Hamilton County School Nutrition Program offers breakfast in 66 of its 70 cafeterias. We are committed to improving the academic performance of students through providing nutritional meals at breakfast.

Why Eat Breakfast?

Research shows that breakfast helps students in many ways, including:

  • Increases energy. When you wake up from sleeping, your body is in "fasting mode". Since it hasn't eaten in several hours, it slows your body down because it doesn't have much fuel. Eating in the morning "breaks the fast"! You will feel more awake, have more energy, and feel better during the day (1).
  • Improves grades. Students who eat breakfast earn higher scores on tests (1-3). This is because you will have an increased attention span, better focus, less absences, and less behavior problems (2,3). You can't just eat breakfast on test day! Eat breakfast every day so that you will learn the material better.
  • Supports healthier eating patterns. Students who eat breakfast at school have improved nutrition, eat more fruits, drink more milk, and consume a wider variety of foods than those who don't eat breakfast OR eat breakfast at home (1,3).
  • Contributes to a healthy weight. People who eat breakfast tend to have a healthier weight (1,3). This is because they feel full in the morning and do not overeat later (1).

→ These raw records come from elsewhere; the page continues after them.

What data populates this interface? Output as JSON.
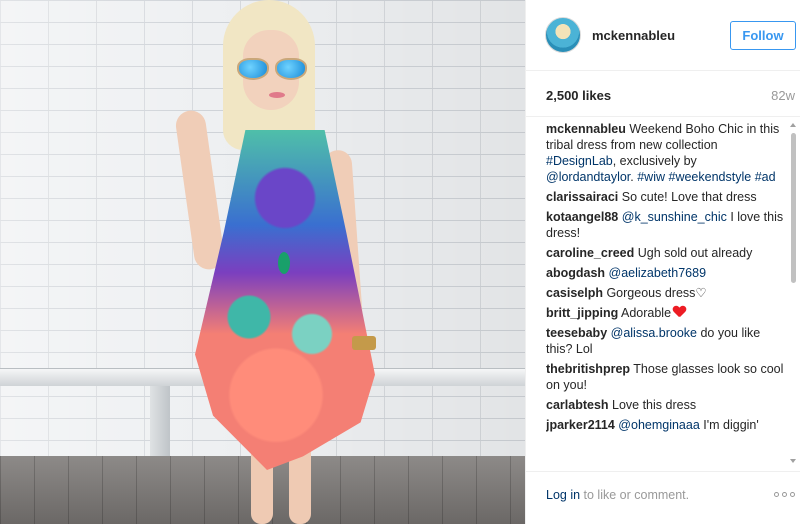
{
  "post": {
    "image_alt": "Woman in tribal print dress against white brick wall"
  },
  "header": {
    "username": "mckennableu",
    "follow_label": "Follow"
  },
  "stats": {
    "likes": "2,500 likes",
    "age": "82w"
  },
  "caption": {
    "user": "mckennableu",
    "text": " Weekend Boho Chic in this tribal dress from new collection ",
    "tag1": "#DesignLab",
    "text2": ", exclusively by ",
    "mention": "@lordandtaylor",
    "text3": ". ",
    "tag2": "#wiw",
    "tag3": "#weekendstyle",
    "tag4": "#ad"
  },
  "comments": [
    {
      "user": "clarissairaci",
      "text": " So cute! Love that dress"
    },
    {
      "user": "kotaangel88",
      "mention": "@k_sunshine_chic",
      "text": " I love this dress!"
    },
    {
      "user": "caroline_creed",
      "text": " Ugh sold out already"
    },
    {
      "user": "abogdash",
      "mention": "@aelizabeth7689"
    },
    {
      "user": "casiselph",
      "text": " Gorgeous dress♡"
    },
    {
      "user": "britt_jipping",
      "text": " Adorable"
    },
    {
      "user": "teesebaby",
      "mention": "@alissa.brooke",
      "text": " do you like this? Lol"
    },
    {
      "user": "thebritishprep",
      "text": " Those glasses look so cool on you!"
    },
    {
      "user": "carlabtesh",
      "text": " Love this dress"
    },
    {
      "user": "jparker2114",
      "mention": "@ohemginaaa",
      "text": " I'm diggin'"
    }
  ],
  "footer": {
    "login_link": "Log in",
    "login_rest": " to like or comment."
  },
  "icons": {
    "heart": "heart-icon",
    "more": "more-options-icon"
  },
  "colors": {
    "accent": "#3897f0",
    "link": "#003569",
    "heart": "#ed1c24"
  }
}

What Should I Eat for Breakfast?

Breakfast componentsThe best combination of nutrients at breakfast is carbohydrates for energy, mixed with protein to make you feel full. Milk is a great source of protein at breakfast and is available with every school breakfast. Each carton of milk contributes 1/4 of the protein a 9-13 year-old needs for the whole day! (4) Here are some examples of other carbohydrate & protein combinations available at school:

  • Yogurt with Toast or Graham Crackers
  • Peanut Butter with Toast or Graham Crackers
  • Scrambled Eggs with Toast
  • Cereal with Milk
  • Omelet with Toast
  • Pancake with Sausage

You can review the breakfast menu at Menus & Prices.

Additional Resources

USDA Breakfast Pattern
What Makes a School Breakfast


(1) Fuel Up to Play 60. "Breakfast at School: Fast and Healthy Food for Thought".

(2) Food Research Action Center. "School Breakfast Program". 2010.

(3) Centers for Disease Control and Prevention (CDC). Nutrition for Everyone. 4 Oct 2012.

USDA Non-Discrimination Statement

In accordance with Federal civil rights law and U.S. Department of Agriculture (USDA) civil rights regulations and policies, the USDA, its Agencies, offices, and employees, and institutions participating in or administering USDA programs are prohibited from discriminating based on race, color, national origin, sex, disability, age, or reprisal or retaliation for prior civil rights activity in any program or activity conducted or funded by USDA.

Persons with disabilities who require alternative means of communication for program information (e.g. Braille, large print, audiotape, American Sign Language, etc.), should contact the Agency (State or local) where they applied for benefits. Individuals who are deaf, hard of hearing or have speech disabilities may contact USDA through the Federal Relay Service at (800) 877-8339. Additionally, program information may be made available in languages other than English.

To file a program complaint of discrimination, complete the USDA Program Discrimination Complaint Form, (AD-3027) found online at: https://www.usda.gov/oascr/how-to-file-a-program-discrimination-complaint, and at any USDA office, or write a letter addressed to USDA and provide in the letter all of the information requested in the form. To request a copy of the complaint form, call (866) 632-9992. Submit your completed form or letter to USDA by:

(1) mail: U.S. Department of Agriculture
Office of the Assistant Secretary for Civil Rights
1400 Independence Avenue, SW
Washington, D.C. 20250-9410;

(2) fax: (202) 690-7442; or

(3) email: program.intake@usda.gov.

This institution is an equal opportunity provider.